What to work on
Copy every line of the following data that includes the string "screenshot".

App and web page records
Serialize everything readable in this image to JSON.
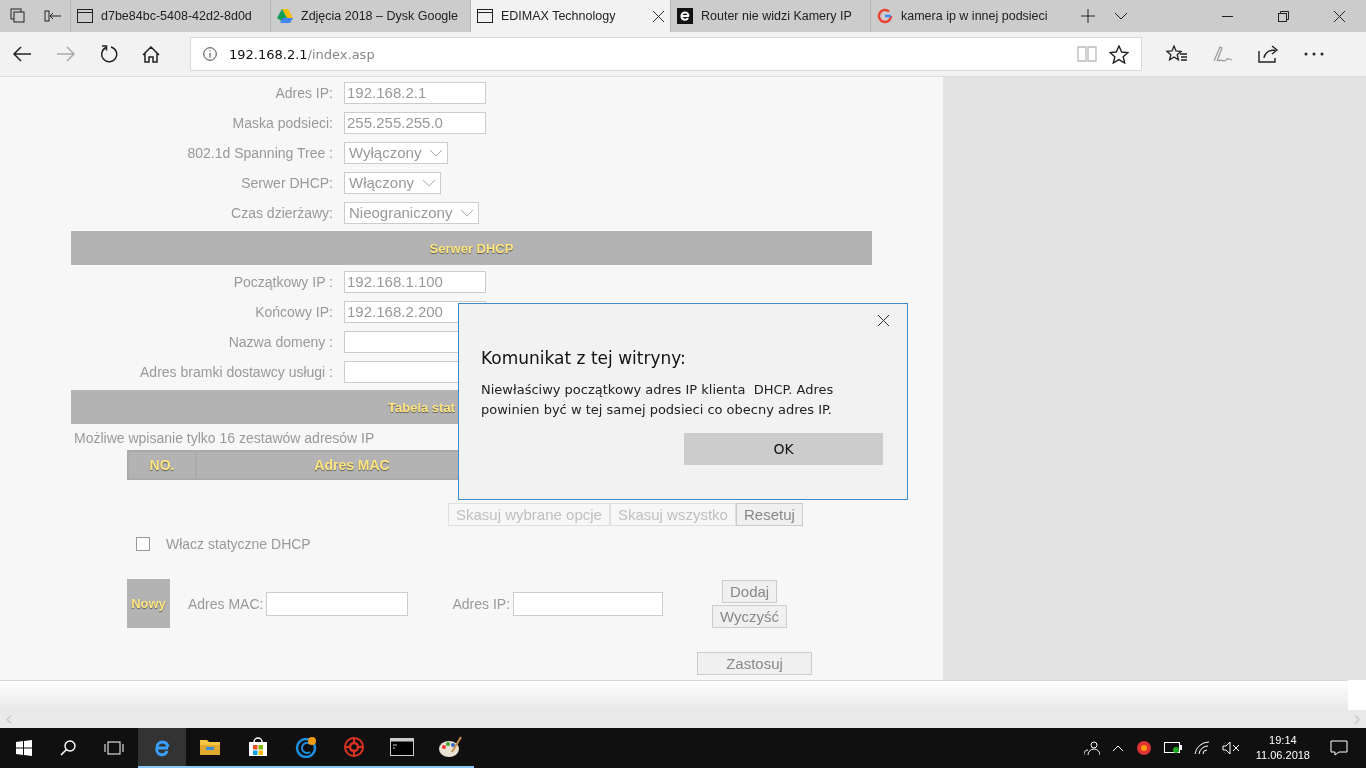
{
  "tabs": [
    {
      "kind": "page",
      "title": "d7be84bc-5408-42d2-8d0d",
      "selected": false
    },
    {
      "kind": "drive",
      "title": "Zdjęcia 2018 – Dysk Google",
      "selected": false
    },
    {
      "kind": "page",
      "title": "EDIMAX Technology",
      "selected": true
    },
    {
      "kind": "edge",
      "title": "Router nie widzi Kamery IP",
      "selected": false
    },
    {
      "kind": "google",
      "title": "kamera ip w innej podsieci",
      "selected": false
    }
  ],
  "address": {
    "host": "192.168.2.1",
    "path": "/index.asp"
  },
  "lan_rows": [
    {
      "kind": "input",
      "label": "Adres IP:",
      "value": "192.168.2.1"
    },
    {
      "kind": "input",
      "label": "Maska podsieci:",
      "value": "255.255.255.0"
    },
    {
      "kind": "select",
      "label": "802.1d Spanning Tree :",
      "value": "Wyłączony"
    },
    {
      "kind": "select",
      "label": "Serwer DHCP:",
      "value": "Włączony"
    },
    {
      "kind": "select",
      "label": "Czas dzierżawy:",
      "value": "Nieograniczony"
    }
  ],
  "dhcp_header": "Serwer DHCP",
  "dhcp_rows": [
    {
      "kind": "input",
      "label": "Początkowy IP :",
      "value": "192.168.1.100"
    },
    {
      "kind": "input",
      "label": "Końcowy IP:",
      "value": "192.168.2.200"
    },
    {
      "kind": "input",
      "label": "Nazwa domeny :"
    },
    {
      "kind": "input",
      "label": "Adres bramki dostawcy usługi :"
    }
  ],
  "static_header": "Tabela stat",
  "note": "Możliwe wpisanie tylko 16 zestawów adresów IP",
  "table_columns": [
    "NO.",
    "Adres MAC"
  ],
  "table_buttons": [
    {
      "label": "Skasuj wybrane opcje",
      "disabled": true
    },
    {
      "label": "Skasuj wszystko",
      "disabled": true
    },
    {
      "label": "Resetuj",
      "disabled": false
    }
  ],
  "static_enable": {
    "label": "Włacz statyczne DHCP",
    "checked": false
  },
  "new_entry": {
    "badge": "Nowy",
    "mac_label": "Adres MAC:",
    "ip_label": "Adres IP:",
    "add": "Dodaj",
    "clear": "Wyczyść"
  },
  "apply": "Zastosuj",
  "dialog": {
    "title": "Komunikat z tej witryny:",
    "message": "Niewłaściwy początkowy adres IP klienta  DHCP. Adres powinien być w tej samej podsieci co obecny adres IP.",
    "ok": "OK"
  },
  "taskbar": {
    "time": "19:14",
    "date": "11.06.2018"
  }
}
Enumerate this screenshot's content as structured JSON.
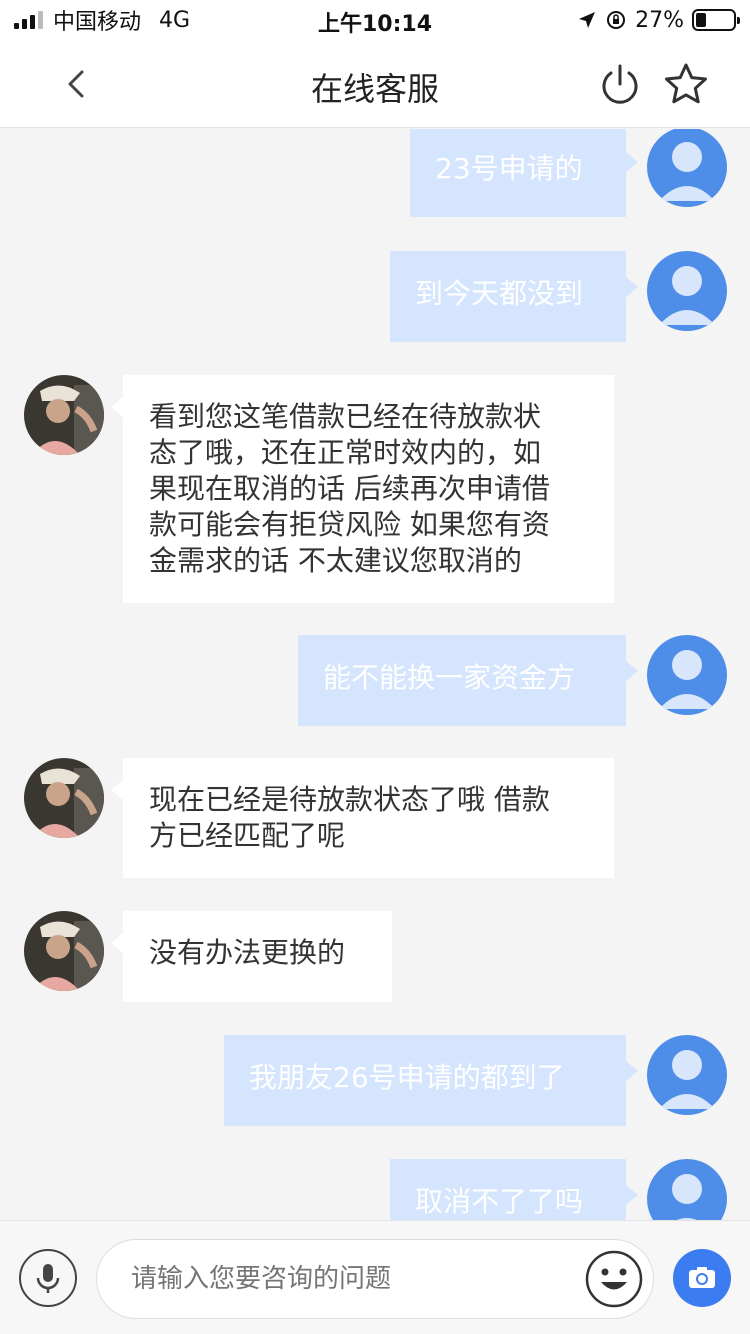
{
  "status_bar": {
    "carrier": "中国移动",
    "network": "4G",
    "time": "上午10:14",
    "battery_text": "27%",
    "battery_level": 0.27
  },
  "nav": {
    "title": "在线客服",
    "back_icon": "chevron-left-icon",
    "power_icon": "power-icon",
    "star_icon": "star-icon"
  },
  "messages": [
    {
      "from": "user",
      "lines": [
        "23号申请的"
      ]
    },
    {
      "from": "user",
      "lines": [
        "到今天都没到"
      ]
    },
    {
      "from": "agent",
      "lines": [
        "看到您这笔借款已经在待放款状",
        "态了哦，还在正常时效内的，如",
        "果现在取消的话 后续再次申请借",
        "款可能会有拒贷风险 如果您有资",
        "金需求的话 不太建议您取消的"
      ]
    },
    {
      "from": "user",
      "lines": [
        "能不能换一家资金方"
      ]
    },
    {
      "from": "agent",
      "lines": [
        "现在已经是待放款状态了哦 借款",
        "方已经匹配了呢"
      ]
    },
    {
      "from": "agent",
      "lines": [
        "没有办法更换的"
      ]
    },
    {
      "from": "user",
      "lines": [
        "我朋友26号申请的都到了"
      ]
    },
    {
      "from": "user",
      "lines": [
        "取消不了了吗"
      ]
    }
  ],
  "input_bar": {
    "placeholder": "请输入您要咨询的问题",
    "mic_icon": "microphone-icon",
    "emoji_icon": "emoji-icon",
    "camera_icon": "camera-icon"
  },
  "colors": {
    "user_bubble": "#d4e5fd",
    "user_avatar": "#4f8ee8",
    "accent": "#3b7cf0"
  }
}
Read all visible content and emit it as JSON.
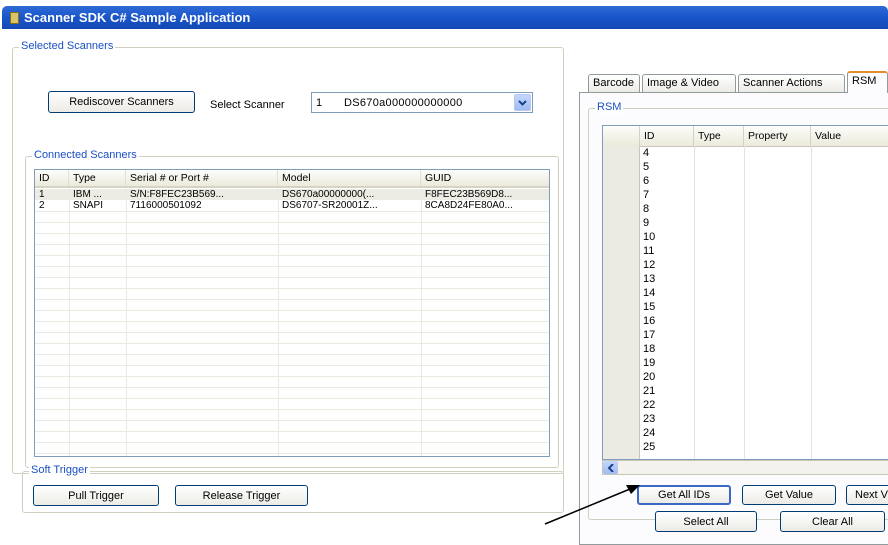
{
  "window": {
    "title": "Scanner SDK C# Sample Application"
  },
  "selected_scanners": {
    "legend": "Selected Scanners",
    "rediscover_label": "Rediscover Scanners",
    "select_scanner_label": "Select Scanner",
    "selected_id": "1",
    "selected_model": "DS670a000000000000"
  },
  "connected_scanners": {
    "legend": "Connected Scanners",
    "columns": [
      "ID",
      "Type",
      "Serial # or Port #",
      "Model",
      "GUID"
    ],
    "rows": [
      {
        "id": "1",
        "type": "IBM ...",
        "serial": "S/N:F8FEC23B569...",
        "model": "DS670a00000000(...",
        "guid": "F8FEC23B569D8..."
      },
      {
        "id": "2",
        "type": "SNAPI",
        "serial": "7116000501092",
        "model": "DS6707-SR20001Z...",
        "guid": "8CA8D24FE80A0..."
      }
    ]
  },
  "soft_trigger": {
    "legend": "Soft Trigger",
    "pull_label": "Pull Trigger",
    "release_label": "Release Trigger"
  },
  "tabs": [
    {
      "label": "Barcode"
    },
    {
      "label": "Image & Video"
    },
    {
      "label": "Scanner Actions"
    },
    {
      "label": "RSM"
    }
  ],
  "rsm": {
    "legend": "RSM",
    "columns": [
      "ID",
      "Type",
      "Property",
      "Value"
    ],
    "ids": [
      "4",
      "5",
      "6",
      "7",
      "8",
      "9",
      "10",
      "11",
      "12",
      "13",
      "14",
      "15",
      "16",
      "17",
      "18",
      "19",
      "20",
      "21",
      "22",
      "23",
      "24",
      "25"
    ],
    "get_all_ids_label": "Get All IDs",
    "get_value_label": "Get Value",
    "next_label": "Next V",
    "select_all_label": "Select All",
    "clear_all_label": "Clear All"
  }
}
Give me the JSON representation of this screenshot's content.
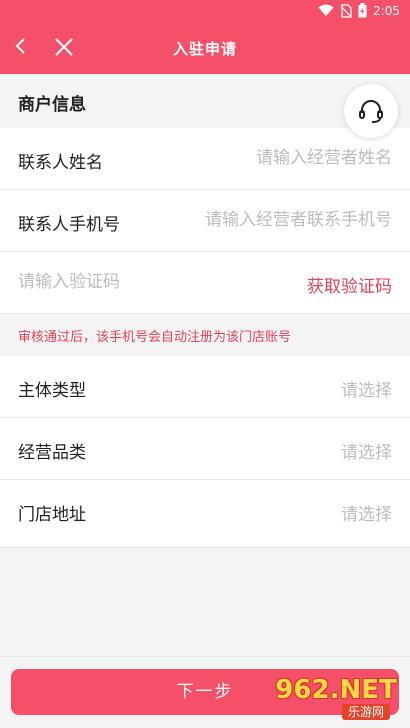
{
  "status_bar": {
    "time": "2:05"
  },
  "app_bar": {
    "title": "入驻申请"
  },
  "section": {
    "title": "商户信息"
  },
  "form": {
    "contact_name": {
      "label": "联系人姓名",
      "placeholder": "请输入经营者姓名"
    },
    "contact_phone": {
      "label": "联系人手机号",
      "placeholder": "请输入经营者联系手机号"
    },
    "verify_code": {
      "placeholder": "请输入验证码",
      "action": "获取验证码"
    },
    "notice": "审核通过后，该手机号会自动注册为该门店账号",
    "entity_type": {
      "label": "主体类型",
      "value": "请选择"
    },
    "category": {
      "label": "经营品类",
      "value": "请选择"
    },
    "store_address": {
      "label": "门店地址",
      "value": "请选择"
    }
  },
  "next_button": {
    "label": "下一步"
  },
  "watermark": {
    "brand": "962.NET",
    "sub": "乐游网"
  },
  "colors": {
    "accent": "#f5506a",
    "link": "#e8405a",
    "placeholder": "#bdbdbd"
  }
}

Solution to this task
Enumerate this screenshot's content as structured JSON.
Give me the JSON representation of this screenshot's content.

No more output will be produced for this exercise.